### YOUR INSTRUCTIONS
Within the data that follows, how many lines carry the string "Centers"? Give the number alone.

Collected data entries:
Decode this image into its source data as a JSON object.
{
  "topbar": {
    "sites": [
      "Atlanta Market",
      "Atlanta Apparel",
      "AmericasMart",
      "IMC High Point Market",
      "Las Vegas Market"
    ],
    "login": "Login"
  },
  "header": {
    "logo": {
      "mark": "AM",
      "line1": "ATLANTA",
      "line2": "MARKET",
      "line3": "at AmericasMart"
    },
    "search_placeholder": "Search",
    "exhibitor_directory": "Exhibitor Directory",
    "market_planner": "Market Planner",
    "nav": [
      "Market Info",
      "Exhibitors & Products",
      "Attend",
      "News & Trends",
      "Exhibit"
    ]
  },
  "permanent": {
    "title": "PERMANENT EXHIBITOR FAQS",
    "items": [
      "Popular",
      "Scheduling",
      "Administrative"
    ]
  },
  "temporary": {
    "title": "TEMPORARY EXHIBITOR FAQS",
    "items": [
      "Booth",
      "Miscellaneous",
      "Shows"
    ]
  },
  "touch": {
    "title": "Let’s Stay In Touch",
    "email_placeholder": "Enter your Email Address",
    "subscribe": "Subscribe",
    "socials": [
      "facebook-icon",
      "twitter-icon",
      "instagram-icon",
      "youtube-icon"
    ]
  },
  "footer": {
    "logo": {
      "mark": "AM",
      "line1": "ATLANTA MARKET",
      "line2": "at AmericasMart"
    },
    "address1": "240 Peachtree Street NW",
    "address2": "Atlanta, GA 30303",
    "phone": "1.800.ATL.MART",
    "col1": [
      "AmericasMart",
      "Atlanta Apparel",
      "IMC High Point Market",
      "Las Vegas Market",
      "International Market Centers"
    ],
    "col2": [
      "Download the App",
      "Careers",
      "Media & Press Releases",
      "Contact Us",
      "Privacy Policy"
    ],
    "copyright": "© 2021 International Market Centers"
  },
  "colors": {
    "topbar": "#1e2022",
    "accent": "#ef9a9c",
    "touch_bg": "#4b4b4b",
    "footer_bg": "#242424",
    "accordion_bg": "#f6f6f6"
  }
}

### FINISHED TASK
2